The UK border regime includes the razor wire fences at Calais, the limbo of the asylum system, and the open violence of raids and deportations. Alongside the Home Office, it includes the companies running databases and detention centres, the media pushing hate speech, and the politicians posturing to win votes. It keeps on escalating, through Tony Blair’s war on refugees to Theresa May’s “hostile environment”, spreading fear and division.
This book describes and analyses the UK’s system of immigration controls. It looks at how it has developed through recent history, the different actors involved, and how people resist. The aim is to help understand the border regime, and ask how we can fight it effectively.
NB: we will be glad to send copies for free to asylum seekers and other people without papers. For other people and groups fighting the border regime, we can send at cost price or whatever you can afford to donate.
Continue reading “Corporate Watch report on UK Border regime”
Quaker.org.uk: Quakers are among more than 250 faith leaders who have written an open letter to the Prime Minister, asking him to commit to offering child refugees a safe route to asylum in the UK.
The signatories to the letter include the former Archbishop of Canterbury and Church of England bishops, the Secretary General of the Muslim Council of Britain, rabbis representing Reform, Liberal and other Jewish denominations, the former president of the Hindu Forum of Europe, the lead Catholic Bishop for Migrants and Refugees plus numerous senior leaders from the Baptist, Methodist, United Reformed, Salvation Army and Quaker traditions across the UK.
Continue reading “World Refugee Day: plea to give sanctuary to child refugees”
Guardian: 21 May 2020 Tribunal says if migrants can prove they cannot pay fees then they should not have to do so
The Home Office asked the family to pay £7,665 in visa fees and the health surcharge, even though the family produced evidence to the court of having just one penny in their savings account. The Home Office said they did not meet the destitution test because a friend was giving them accommodation and they were getting basic support to survive from their church and a food bank. …
Continue reading “Court: bar set too high for NHS surcharge and visa fee waivers”
[…] The court ruled that the Home Office was applying the wrong test for whether or not people should have to pay thousands of pounds for their visas and NHS surcharge… Read more

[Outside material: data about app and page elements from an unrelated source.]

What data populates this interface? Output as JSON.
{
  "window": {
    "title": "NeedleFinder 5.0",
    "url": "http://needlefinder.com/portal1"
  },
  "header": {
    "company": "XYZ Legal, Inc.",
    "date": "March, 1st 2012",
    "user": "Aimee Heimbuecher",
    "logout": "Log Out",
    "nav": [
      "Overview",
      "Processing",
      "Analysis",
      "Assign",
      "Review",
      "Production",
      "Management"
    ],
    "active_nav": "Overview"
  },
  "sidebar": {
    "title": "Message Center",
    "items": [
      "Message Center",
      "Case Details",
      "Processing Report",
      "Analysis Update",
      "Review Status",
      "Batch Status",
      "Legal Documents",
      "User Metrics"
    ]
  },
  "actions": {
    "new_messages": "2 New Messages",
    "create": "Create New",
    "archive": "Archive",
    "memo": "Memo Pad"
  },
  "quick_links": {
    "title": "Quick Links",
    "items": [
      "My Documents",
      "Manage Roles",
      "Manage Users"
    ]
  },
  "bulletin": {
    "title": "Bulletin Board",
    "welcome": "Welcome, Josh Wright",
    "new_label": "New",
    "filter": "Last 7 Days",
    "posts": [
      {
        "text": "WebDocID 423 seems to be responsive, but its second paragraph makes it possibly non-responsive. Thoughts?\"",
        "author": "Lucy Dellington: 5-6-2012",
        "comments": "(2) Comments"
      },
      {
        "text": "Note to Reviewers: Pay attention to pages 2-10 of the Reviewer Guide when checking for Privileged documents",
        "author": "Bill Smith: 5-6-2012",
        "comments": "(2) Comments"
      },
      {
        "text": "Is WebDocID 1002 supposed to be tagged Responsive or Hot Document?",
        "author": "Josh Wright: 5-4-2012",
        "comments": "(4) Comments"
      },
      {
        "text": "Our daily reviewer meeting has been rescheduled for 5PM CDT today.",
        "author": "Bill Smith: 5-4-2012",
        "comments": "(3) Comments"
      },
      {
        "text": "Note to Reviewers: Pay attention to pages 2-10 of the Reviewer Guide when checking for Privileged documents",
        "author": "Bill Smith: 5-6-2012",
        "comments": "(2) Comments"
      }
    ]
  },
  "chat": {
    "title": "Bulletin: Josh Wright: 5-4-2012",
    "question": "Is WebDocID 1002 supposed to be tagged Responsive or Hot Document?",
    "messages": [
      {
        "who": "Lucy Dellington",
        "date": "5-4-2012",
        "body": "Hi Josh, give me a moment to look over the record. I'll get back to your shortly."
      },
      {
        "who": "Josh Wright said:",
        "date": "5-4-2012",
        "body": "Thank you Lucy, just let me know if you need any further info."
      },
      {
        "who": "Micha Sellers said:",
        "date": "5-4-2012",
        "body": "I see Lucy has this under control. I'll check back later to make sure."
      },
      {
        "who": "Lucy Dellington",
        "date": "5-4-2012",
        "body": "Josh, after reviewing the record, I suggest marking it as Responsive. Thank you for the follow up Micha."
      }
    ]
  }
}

QARN ‘Excessive fees: leave to remain in the UK’ leaflet: In these times of online meetings, here’s a suggested format for considering the important issues raised in this leaflet. Gloucestershire AM has recently had a good experience of this. Having originally planned a whole ‘faith in action’ day on refuge and asylum issues, we had to alter it to a zoom event instead. Continue reading “Idea for a Zoom reading meeting”